[Opening Provided material section]

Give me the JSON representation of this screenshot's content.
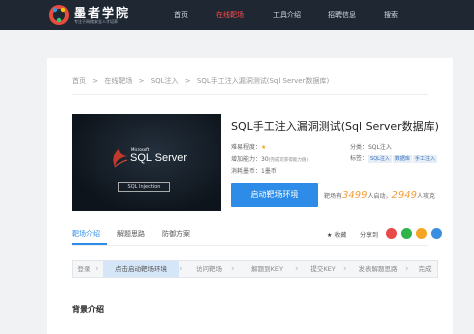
{
  "header": {
    "logo_title": "墨者学院",
    "logo_subtitle": "专注于网络安全人才培养",
    "nav": [
      "首页",
      "在线靶场",
      "工具介绍",
      "招聘信息",
      "搜索"
    ],
    "active_nav": "在线靶场"
  },
  "breadcrumb": [
    "首页",
    ">",
    "在线靶场",
    ">",
    "SQL注入",
    ">",
    "SQL手工注入漏洞测试(Sql Server数据库)"
  ],
  "course": {
    "title": "SQL手工注入漏洞测试(Sql Server数据库)",
    "cover_ms": "Microsoft",
    "cover_title": "SQL Server",
    "cover_tag": "SQL Injection",
    "difficulty_label": "难易程度：",
    "difficulty_stars": "★",
    "bonus_label": "增加能力：30",
    "bonus_note": "(完成可获得能力值)",
    "cost_label": "消耗墨币：1墨币",
    "category_label": "分类：SQL注入",
    "tags_label": "标签：",
    "tags": [
      "SQL注入",
      "数据库",
      "手工注入"
    ]
  },
  "actions": {
    "start_button": "启动靶场环境",
    "stats_prefix": "靶场有",
    "started_count": "3499",
    "started_text": "人启动，",
    "passed_count": "2949",
    "passed_text": "人攻克"
  },
  "tabs": [
    "靶场介绍",
    "解题思路",
    "防御方案"
  ],
  "favorite_label": "收藏",
  "share_label": "分享到",
  "steps": [
    "登录",
    "点击启动靶场环境",
    "访问靶场",
    "解题到KEY",
    "提交KEY",
    "发表解题思路",
    "完成"
  ],
  "current_step": 1,
  "section_title": "背景介绍",
  "colors": {
    "header_bg": "#1f2733",
    "active_nav": "#ff4e4e",
    "accent": "#2d8ce8",
    "stat_number": "#f39c35"
  }
}
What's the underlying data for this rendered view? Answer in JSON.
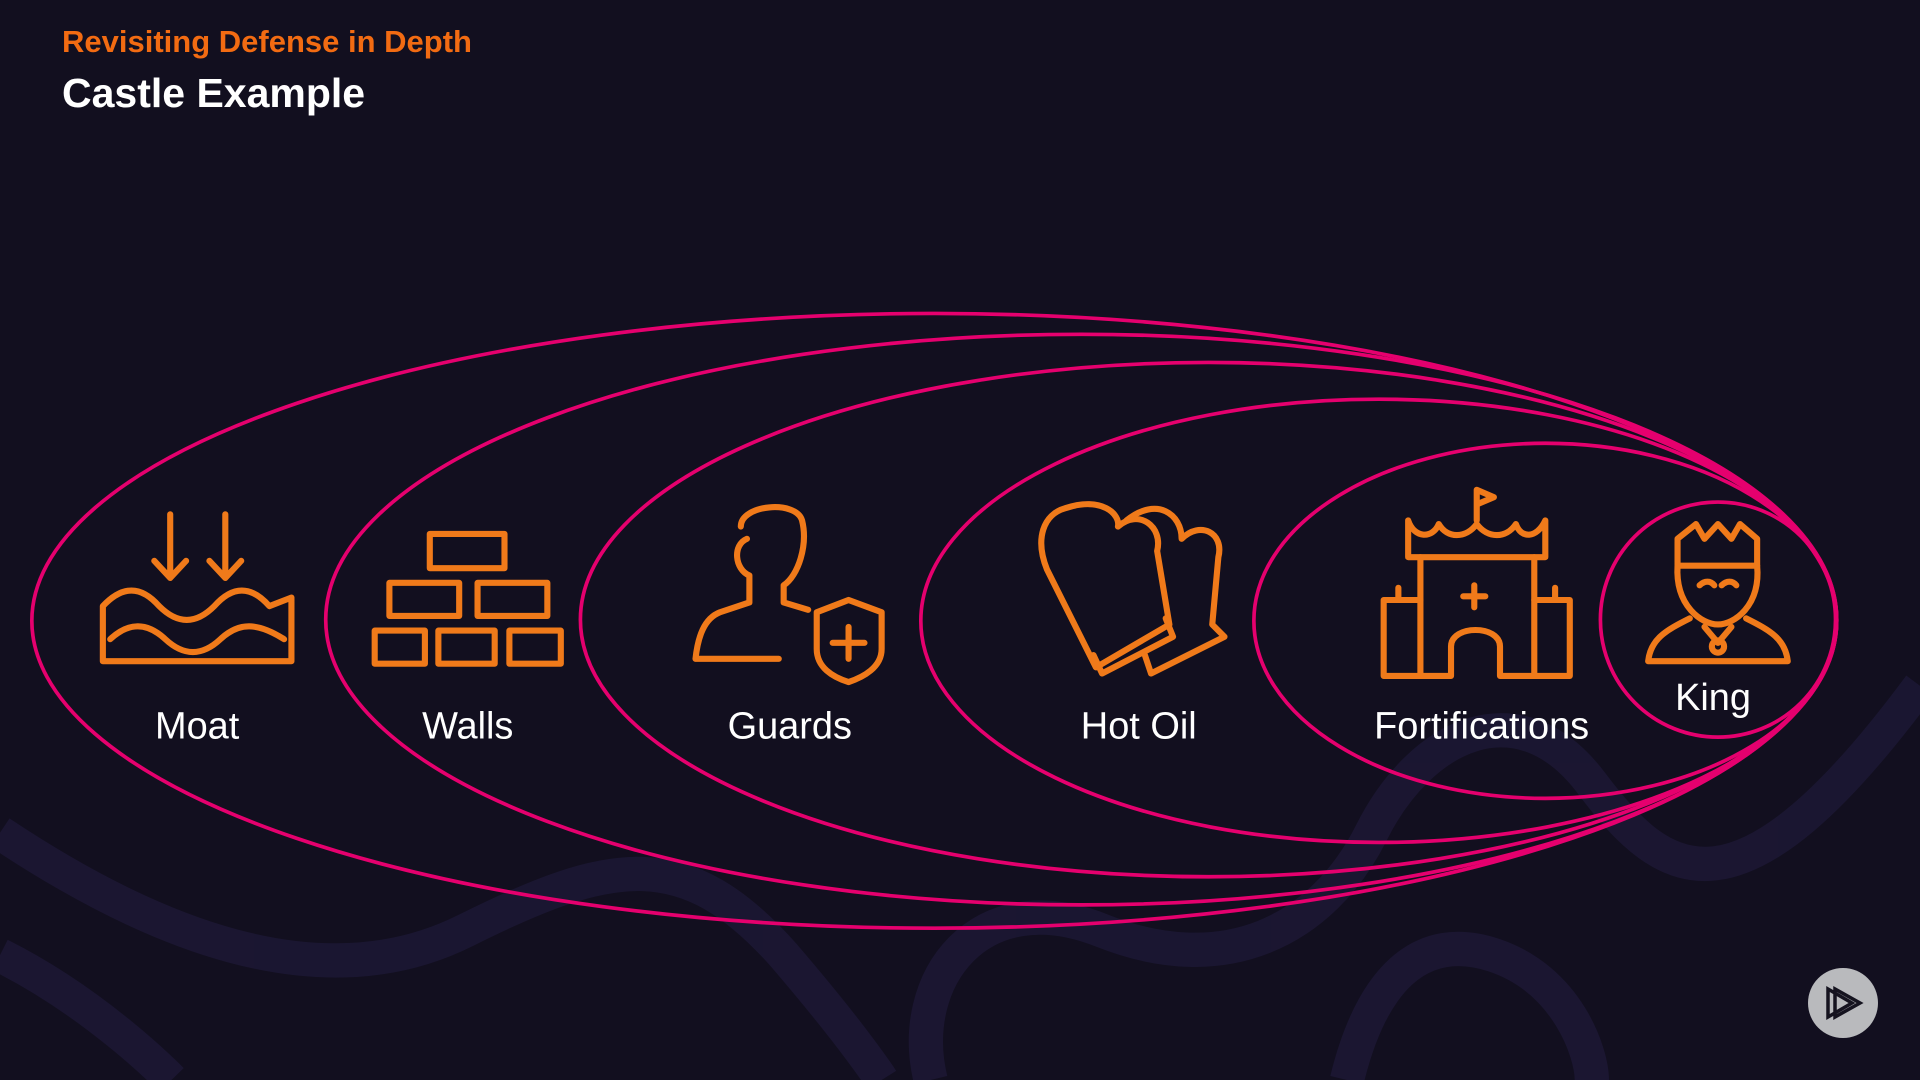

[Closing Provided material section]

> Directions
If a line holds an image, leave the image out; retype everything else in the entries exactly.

> Result
Give me the JSON representation of this screenshot's content.
{
  "header": {
    "logo_title": "墨者学院",
    "logo_subtitle": "专注于网络安全人才培养",
    "nav": [
      "首页",
      "在线靶场",
      "工具介绍",
      "招聘信息",
      "搜索"
    ],
    "active_nav": "在线靶场"
  },
  "breadcrumb": [
    "首页",
    ">",
    "在线靶场",
    ">",
    "SQL注入",
    ">",
    "SQL手工注入漏洞测试(Sql Server数据库)"
  ],
  "course": {
    "title": "SQL手工注入漏洞测试(Sql Server数据库)",
    "cover_ms": "Microsoft",
    "cover_title": "SQL Server",
    "cover_tag": "SQL Injection",
    "difficulty_label": "难易程度：",
    "difficulty_stars": "★",
    "bonus_label": "增加能力：30",
    "bonus_note": "(完成可获得能力值)",
    "cost_label": "消耗墨币：1墨币",
    "category_label": "分类：SQL注入",
    "tags_label": "标签：",
    "tags": [
      "SQL注入",
      "数据库",
      "手工注入"
    ]
  },
  "actions": {
    "start_button": "启动靶场环境",
    "stats_prefix": "靶场有",
    "started_count": "3499",
    "started_text": "人启动，",
    "passed_count": "2949",
    "passed_text": "人攻克"
  },
  "tabs": [
    "靶场介绍",
    "解题思路",
    "防御方案"
  ],
  "favorite_label": "收藏",
  "share_label": "分享到",
  "steps": [
    "登录",
    "点击启动靶场环境",
    "访问靶场",
    "解题到KEY",
    "提交KEY",
    "发表解题思路",
    "完成"
  ],
  "current_step": 1,
  "section_title": "背景介绍",
  "colors": {
    "header_bg": "#1f2733",
    "active_nav": "#ff4e4e",
    "accent": "#2d8ce8",
    "stat_number": "#f39c35"
  }
}
What's the underlying data for this rendered view? Answer in JSON.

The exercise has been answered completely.